Encouraging underage progress being made by Sligo
By Cian O'Connell
For most of the past few decades underage football in Sligo has been simply based on survival, but silverware is currently on the agenda.
Through sheer hard graft and clever planning Sligo teams are now viewed as a respected county at Post Primary, minor and Under 21 level.
On Saturday evening Paul Taylor manages a highly rated Under 21 outfit in the EirGrid Connacht Final against Galway, a further sign of the progress that has been made.
Sligo contested the 2015 provincial minor decider, while Summerhill College and St Attracta’s, Tubbercurry are now serious operators in Connacht Colleges action.
Summerhill earned glory in 2016, while Attracta’s were beaten finalists in 2014, 2016, and 2017. Amazingly a Sligo school has been involved in the last eight Connacht showpieces.
Liam Og Gormley, Sligo’s Games Manager, has occupied a central role in this success story. “A big thing is that we have put a structure in the county with development squads, and this is helped by the County Board, who give us great support,” Gormley tells GAA.ie.
“We were also very lucky with a number of the teachers that came into some of the schools. We got a lot of very good teachers into schools, who are all working very, very hard in Sligo.
“From the development squads we've had a lot of good people getting involved, helping us out. I suppose just being there on a regular basis to help to develop the kids from under 14 up to minor and under 21.”
So how has it all come together for Sligo in recent years? “What we have at the moment is a six week introductory programme for Under 13s, it isn't really a development squad, it is more like a super games centre where we bring them in for six weeks to get to know all of the players,” Gormley explains.

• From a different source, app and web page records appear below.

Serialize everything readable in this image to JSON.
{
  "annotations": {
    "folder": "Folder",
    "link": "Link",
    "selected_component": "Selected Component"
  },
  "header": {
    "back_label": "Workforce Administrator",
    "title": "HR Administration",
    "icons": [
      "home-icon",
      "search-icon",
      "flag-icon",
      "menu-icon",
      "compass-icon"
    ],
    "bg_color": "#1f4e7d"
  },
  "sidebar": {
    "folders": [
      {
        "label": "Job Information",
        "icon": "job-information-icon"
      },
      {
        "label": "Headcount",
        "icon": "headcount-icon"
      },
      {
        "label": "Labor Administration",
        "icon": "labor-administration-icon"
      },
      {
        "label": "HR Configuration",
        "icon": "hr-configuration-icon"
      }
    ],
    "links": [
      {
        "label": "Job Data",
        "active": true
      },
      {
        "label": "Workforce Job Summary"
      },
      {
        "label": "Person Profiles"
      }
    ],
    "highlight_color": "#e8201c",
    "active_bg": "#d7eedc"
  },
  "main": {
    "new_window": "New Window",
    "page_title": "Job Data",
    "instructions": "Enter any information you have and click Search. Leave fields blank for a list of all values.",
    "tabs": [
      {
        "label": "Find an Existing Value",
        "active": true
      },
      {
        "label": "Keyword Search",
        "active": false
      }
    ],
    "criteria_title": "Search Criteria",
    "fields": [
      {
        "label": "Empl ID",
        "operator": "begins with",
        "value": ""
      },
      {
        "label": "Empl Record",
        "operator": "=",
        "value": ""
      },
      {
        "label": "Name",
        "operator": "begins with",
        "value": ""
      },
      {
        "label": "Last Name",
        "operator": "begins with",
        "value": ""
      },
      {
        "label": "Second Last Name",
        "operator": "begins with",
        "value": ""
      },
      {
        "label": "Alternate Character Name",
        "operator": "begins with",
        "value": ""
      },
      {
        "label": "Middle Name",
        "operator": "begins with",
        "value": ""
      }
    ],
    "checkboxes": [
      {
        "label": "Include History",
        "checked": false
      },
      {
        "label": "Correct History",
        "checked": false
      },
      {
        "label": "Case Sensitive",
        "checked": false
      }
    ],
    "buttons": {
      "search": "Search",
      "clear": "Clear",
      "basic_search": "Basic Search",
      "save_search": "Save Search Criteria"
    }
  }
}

“We bring in our county players, they help us out with the coaching. At Under 14 and 15 we would have two squads at each of the different levels. We pretty much just started back there last Saturday getting them ready for the year. They will have about 15 or 20 sessions throughout the course of the year.
“At Under 16 we've had two squads on years that we felt we were good enough to have two squads and one on the years we don't feel we are good enough. We try to keep the base as wide as we can for as long as we can. We try not to lose any of the guys that we have because we wouldn't have as strong a base of players as other counties would so we have to do extra work with them. The clubs are doing fantastic work with what they do, so we just have to support them with the extra work on top of that.

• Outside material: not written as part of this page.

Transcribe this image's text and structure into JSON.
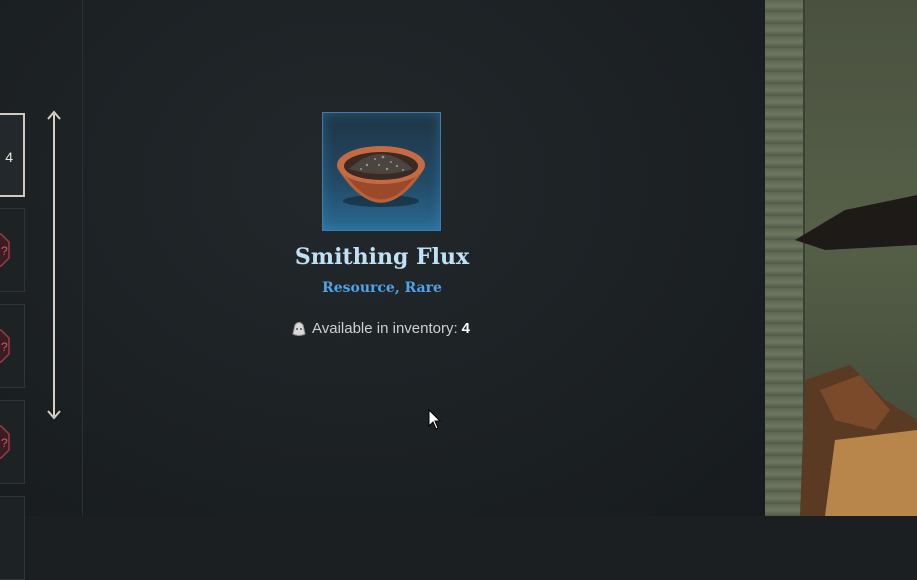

“We have great teachers in St Attractas and Summerhill College, who have been willing to give up their time to help develop the squads there, who are both competing at A level in Connacht at this moment and time.”
Gormley reckons that Sligo have the skill to compete, generating more belief and conviction is what they need to improve upon. “We wouldn't have the same base as others,” Gormley says about Sligo’s playing numbers.
“If you look across all ranges of sport Sligo is awash with sport. Basketball is very strong, soccer is very strong, rugby is strong so for us with the kids we do get in we have to maximise what they have.
“The big thing we have worked on are skill levels and improving their skill levels. When they play further up they are confident on the pitch. I feel the biggest difference between the Sligos of this world and the Mayos and Galways is confidence.
“The thing that is beating them is confidence, skill-wise at this stage they are equally as skilful. The strong teams get stronger because they are confident, the guys trying to get there aren't as confident. The minute they get a knock it knocks them back three steps instead of one.”
Sligo, though, are getting better at dealing with blows as Summerhill and St Attracta’s lead the way.
How Sligo collaborate with IT Sligo and the Connacht GAA is instrumental too according to Gormley.
“We have two full-time football coaches and we have a programme where we work alongside IT Sligo,” Gormley says. “When one of their students finishes the Sport and Recreation course at the end of the year we get a placement student to come out with us for 11 months when they are finished. We have that on a rolling basis now. That started this year, it has been great.
“We have a part-time arrangement then for the Primary Schools from the IT. We are also lucky we have a strength and conditioning placement student through Cathal Cregg in Connacht GAA, who comes on board every February with us for six months.
“Every one of the counties has them, we just don't have the money to be able to afford them on a full-time basis to work with all squads. We have Fergal Tully at the moment with us, he is absolutely fantastic, that is purely because of the initiative of John Tobin and Cathal Cregg and the Connacht Council.”